We spend 17 per cent of our money on recreation and just over 20 per cent on food, which “underlies the relatively comfortable position” Aussie households find themselves in, CBA Chief Economist Michael Blythe said after the release of Commonwealth Bank’s new Household Satisfaction Index (HSI).
Since the data collection started in September 2015, the HSI slowly improved up to early 2017, but it’s tracked sideway since, Blythe said.
“Australian households tend to be of the ‘glass half-full’ variety when assessing their level of satisfaction.”
“Areas with low satisfaction scores include civic engagement, environment and education, so policies targeting improvement in those areas would help,” he said.
Debt high, households adapting
Households account for the majority of Australian debt and it’s currently at a record high relative to income and the size of the economy.
“It’s also at the top-end of the range on any global comparison,” Blythe said.
High debt at a time of weak income growth is a risk to economic activity. But, consumer spending is also a source of stability in the Australian economy, and is one of the least variable components of gross domestic product (GDP) growth, he explained.
“A reduction in the household savings rate over the past few years, for example, has allowed consumer spending to defy the weakness in household income growth.”
Source of the data
The Commonwealth Bank analysis is drawn from a sample of more than 2.5 million households who are CBA customers with information sourced from spending through credit cards, EFTPOS, direct debits and BPAY transactions.
The bank is the largest financial services organisation in the country with over 16 million customers.
“While we don’t cover the entire economy, CBA has visibility over a large share of all financial transactions in the Australian economy every day,” Blythe said.
“We generate a vast array of data on financial transactions, savings and spending patterns.
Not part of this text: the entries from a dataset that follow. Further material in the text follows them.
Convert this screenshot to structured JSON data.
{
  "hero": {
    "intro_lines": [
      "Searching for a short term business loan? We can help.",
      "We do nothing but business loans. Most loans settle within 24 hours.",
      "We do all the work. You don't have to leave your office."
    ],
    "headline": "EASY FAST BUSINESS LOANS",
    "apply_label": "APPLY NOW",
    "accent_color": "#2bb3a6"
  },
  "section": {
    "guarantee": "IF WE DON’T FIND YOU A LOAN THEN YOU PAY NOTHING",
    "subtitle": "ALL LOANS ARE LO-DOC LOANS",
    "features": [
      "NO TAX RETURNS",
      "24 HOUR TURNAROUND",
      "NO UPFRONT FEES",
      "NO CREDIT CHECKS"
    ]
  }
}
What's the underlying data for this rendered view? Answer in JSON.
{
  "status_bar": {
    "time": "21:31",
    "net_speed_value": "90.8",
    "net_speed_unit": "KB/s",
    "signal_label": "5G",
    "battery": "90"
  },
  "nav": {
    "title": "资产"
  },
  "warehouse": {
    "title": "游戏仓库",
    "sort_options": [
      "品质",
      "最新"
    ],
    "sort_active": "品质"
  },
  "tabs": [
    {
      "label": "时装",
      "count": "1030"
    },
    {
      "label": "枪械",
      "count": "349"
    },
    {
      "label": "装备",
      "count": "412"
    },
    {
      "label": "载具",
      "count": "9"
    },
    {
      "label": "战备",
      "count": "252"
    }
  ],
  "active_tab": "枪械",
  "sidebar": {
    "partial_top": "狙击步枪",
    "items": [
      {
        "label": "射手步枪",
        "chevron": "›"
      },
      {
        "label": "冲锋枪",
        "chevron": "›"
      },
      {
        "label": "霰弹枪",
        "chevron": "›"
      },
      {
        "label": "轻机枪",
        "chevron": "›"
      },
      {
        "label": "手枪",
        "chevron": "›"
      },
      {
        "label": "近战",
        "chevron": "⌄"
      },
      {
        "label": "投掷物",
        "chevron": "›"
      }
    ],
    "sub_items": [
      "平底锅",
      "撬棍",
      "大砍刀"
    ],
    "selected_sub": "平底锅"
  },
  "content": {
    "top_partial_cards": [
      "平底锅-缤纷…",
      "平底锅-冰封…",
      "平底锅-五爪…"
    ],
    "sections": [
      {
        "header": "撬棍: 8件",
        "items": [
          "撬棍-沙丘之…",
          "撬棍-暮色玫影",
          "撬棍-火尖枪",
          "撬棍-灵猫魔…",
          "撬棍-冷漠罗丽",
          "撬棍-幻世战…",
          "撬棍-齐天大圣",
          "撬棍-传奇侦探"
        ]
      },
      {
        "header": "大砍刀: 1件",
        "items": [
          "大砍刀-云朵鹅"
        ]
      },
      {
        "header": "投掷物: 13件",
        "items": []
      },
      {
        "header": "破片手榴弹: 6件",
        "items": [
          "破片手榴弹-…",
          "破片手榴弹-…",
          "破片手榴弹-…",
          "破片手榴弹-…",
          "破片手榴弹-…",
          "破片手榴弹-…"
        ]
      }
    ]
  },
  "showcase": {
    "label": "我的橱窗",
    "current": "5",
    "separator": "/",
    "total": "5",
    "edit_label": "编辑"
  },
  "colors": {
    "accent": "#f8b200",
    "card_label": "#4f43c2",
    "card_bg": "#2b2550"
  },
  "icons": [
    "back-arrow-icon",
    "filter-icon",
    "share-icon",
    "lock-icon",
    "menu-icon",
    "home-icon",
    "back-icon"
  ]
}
Our combined data sources give us a unique perspective on areas of topical interest.”
The average household
- The average Australian household has 2.4 people
- The ‘productive group’ that drives economic activity and generates income is aged between 18 and 64 years
- The number of Aussies aged over 65 now exceeds those aged less than 18 years
- The average household has income of $90,000 and pays tax of $14,500 a year
- Spending, excluding rent and mortgage payments, is around $57,000 a year